We have warned all along that the Fed’s disastrous policies are splitting the nation in two, creating a tiny superclass of uber-wealthy oligrachs, and a vast majority of disgruntled, disenfranchised poor. It is the latter, whose life of squalor and poverty, has left them with little if anything to lose. Unless dramatic and rapid changes take place within the executive levels of the US corporato-banking oligarchy and its D.C. puppets, very soon “Ferguson-type” occurrences, where participants could care less if the S&P 500 closed at a fresh all time record high, will become a daily, and very deadly, occurrence. All thanks to the Fed’s dual mandate of “maximum employment and stable inflation.”
How fast is poverty spreading through St. Louis County? Take a look, thanks to Zero Hedge.
Here’s a census map of poverty from 2000.
](https://hennessysview.com/wp-content/uploads/2014/08/Poverty-ferg-1.jpg) Poverty in St. Louis County 2000 with Ferguson called out
So what happened in the next 10 years? Poverty spread like untreated cancer:
](https://hennessysview.com/wp-content/uploads/2014/08/poverty-ferg-2_0.jpg) Poverty in St. Louis County 2008-2012 with Ferguson called out.
OMG, is right. Ferguson went from a city with a pocket of poverty 2000 to a city of poor people in 2012. And look how many new poverty centers emerged while the Dow was breaking records. Here’s more detail on Ferguson’s economic collapse from the Brookings Institute:
But Ferguson has also been home to dramatic economic changes in recent years. The city’s unemployment rate rose from less than 5 percent in 2000 to over 13 percent in 2010-12. For those residents who were employed, inflation-adjusted average earnings fell by one-third. The number of households using federal Housing Choice Vouchers climbed from roughly 300 in 2000 to more than 800 by the end of the decade.
Amid these changes, poverty skyrocketed. Between 2000 and 2010-2012, Ferguson’s poor population doubled. By the end of that period, roughly one in four residents lived below the federal poverty line ($23,492 for a family of four in 2012), and** 44 percent fell below twice that level.**
From Zero Hedge:
The biggest concern, however, is that Ferguson is merely the canary in the coalmine. According to Brookings, within the nation’s 100 largest metro areas, **the number of suburban neighborhoods where more than 20 percent of residents live below the federal poverty line more than doubled between 2000 and 2008-2012. **Almost every major metro area saw suburban poverty not only grow during the 2000s but also become more concentrated in high-poverty neighborhoods. By 2008-2012, 38 percent of poor residents in the suburbs lived in neighborhoods with poverty rates of 20 percent or higher. For poor black residents in those communities, the figure was 53 percent.
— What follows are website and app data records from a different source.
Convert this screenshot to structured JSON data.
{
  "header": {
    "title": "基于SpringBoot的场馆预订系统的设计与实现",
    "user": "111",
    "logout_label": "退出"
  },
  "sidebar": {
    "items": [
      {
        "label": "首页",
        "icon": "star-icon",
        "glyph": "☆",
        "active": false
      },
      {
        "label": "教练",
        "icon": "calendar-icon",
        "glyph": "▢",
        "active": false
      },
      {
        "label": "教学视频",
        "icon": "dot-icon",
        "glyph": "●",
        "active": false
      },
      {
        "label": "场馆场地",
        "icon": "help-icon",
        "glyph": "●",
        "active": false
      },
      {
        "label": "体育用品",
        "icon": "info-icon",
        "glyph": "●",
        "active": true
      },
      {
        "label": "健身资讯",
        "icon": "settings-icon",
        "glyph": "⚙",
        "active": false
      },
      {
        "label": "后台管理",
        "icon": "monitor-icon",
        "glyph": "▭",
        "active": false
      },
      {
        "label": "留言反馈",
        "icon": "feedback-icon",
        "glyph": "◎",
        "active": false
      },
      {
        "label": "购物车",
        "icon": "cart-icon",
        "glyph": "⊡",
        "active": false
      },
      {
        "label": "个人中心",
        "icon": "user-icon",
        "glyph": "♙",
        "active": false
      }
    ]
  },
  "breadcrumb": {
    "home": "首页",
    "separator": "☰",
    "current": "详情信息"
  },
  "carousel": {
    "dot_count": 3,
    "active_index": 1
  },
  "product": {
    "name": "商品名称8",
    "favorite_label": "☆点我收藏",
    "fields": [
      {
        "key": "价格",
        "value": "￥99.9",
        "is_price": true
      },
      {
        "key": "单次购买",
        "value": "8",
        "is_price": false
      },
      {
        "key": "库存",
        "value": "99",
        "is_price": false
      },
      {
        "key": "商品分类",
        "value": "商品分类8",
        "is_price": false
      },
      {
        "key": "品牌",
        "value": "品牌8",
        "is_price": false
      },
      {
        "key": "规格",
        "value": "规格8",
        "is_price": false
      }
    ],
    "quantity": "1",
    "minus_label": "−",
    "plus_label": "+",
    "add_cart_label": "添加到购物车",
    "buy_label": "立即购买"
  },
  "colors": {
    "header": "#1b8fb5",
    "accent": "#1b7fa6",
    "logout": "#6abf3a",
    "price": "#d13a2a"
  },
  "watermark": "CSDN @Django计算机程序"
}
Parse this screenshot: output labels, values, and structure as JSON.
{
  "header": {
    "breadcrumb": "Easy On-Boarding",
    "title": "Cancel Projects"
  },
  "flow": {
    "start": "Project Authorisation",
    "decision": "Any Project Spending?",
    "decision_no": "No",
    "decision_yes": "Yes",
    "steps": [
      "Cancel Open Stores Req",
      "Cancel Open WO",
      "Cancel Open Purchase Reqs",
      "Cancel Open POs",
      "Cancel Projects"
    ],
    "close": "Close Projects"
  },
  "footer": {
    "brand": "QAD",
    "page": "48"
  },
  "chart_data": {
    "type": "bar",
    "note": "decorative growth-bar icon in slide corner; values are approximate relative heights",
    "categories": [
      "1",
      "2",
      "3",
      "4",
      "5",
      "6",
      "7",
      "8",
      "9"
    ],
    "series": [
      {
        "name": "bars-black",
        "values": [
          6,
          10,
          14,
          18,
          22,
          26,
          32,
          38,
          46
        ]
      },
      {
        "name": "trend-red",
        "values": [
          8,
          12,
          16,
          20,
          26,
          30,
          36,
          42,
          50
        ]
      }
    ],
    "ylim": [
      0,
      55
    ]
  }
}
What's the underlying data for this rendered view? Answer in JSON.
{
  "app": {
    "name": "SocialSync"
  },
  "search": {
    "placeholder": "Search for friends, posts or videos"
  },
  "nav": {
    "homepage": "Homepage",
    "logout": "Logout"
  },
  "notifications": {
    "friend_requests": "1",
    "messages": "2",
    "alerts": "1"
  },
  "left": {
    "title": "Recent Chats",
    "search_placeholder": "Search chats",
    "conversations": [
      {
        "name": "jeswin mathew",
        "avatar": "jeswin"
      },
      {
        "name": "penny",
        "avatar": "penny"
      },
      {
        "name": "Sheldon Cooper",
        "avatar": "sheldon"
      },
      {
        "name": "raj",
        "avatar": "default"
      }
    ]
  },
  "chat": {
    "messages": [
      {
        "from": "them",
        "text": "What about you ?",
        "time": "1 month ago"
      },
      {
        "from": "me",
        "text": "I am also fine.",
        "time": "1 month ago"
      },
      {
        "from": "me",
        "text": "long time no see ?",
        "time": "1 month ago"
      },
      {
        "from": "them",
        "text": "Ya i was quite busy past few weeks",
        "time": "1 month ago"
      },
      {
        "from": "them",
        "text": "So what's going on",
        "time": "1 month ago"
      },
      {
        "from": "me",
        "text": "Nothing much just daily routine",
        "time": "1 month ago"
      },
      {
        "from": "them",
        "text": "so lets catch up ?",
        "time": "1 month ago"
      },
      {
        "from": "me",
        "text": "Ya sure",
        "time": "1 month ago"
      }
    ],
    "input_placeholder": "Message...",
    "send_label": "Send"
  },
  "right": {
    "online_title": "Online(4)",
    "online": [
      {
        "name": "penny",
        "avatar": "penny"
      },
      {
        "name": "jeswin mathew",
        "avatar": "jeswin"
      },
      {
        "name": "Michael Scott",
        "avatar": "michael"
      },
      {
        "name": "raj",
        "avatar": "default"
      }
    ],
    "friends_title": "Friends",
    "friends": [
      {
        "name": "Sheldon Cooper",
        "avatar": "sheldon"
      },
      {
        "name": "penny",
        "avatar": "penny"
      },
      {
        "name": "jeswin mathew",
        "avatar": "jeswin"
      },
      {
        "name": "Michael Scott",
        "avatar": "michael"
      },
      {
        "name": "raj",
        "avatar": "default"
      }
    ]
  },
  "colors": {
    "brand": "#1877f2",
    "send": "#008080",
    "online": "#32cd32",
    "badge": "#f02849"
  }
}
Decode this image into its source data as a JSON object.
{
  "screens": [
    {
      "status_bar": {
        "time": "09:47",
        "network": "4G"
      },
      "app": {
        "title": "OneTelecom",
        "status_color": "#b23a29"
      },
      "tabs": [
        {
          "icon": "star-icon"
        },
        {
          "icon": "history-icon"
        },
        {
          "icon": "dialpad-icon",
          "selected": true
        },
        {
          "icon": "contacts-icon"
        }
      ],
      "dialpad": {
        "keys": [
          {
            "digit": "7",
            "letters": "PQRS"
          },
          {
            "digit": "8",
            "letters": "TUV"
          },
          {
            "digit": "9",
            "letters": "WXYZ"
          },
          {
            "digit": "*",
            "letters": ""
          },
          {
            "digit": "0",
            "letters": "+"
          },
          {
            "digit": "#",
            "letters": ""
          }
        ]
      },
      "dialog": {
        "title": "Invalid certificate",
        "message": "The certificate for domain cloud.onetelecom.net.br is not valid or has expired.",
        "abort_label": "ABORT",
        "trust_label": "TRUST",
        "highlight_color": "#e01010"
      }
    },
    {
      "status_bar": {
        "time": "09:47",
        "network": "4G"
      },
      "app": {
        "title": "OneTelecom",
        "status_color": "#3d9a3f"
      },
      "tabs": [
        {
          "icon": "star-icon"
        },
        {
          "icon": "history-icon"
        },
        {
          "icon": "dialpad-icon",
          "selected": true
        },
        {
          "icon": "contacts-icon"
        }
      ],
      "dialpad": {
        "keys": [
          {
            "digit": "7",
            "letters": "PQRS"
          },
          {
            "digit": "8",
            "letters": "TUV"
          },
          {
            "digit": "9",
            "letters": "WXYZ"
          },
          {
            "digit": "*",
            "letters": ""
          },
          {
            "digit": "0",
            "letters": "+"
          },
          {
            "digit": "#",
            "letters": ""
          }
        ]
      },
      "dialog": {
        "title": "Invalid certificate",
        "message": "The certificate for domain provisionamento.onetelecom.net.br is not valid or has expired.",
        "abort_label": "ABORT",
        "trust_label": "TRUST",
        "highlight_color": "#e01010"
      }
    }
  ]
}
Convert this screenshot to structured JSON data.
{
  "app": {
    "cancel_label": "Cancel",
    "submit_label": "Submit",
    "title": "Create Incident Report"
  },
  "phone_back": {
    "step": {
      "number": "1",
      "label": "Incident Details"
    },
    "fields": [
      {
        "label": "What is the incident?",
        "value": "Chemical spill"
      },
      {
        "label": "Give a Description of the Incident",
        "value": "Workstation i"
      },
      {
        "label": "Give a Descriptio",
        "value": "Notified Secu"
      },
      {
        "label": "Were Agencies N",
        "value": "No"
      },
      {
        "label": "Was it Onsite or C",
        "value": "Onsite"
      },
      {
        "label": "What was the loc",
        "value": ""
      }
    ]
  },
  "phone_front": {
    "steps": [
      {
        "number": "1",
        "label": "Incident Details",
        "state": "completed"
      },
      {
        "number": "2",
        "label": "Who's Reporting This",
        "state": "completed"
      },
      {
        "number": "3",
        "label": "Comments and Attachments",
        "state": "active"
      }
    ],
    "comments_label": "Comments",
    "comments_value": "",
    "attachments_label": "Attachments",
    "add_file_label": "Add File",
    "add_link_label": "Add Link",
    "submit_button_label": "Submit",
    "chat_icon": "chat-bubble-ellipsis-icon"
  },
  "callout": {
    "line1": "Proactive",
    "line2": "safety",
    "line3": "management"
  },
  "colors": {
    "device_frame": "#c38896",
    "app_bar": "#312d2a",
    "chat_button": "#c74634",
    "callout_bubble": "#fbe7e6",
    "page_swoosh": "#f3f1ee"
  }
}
When you combine rampaging poverty with governments at all levels helping the haves get more and throwing welfare at the have-nots, you begin to understand why local police departments are buying equipment necessary to take down a city . . or to kill a lot of people in a hurry.
As Brookings' Elizabeth Kneebone said:
And as concentrated poverty climbs in communities like Ferguson, they find themselves especially ill-equipped to deal with impacts such as poorer education and health outcomes, and higher crime rates. In an article for Salon, Brittney Cooper writes about the outpouring of anger from the community, “Violence is the effect, not the cause of the concentrated poverty that locks that many poor people up together with no conceivable way out and no productive way to channel their rage at having an existence that is adjacent to the American dream.”
So, to both Rick Stream and Steve Stenger, you have to answer this question: how will you reverse the remarkable economic and social damage done to St. Louis County during the the combined reigns of Buzz Westfall (D) and Charlie Dooley(Double D)? How will you restore hope of a better economic future?
And if your answer is, “city-county merger,” you might as well keep on walking. Nobody’s buying that crap sandwich here.